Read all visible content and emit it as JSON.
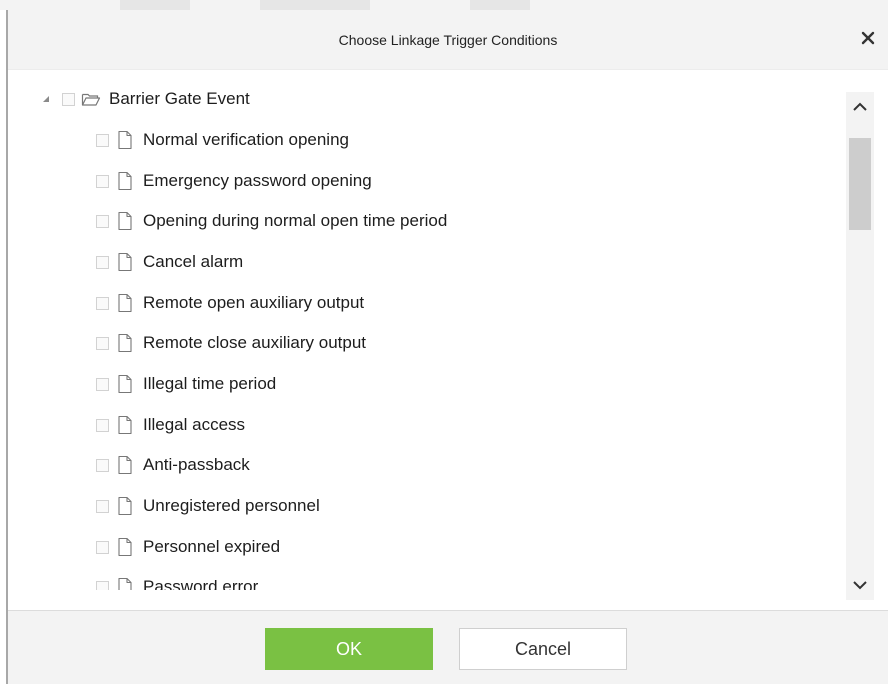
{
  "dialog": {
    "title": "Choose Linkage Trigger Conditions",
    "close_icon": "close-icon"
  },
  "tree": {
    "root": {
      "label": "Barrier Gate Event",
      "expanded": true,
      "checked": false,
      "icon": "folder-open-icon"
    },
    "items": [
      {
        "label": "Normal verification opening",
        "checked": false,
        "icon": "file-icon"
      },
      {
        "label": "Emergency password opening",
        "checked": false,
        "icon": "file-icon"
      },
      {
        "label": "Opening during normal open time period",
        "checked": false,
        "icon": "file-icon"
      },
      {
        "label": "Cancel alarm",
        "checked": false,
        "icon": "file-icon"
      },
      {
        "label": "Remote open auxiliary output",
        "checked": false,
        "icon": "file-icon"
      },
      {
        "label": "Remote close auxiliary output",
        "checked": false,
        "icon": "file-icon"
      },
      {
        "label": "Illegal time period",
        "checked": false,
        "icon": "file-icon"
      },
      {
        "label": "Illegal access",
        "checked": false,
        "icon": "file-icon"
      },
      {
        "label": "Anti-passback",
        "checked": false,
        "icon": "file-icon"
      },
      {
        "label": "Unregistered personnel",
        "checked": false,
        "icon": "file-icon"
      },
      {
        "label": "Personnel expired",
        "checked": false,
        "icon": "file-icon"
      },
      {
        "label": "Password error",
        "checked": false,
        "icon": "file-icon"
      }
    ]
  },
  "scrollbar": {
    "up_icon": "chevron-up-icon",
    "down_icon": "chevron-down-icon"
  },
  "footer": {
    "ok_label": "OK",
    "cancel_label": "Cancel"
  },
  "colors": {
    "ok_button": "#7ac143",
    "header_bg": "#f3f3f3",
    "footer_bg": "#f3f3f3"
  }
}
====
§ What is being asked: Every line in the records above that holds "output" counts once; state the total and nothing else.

§ Result of this exercise: 2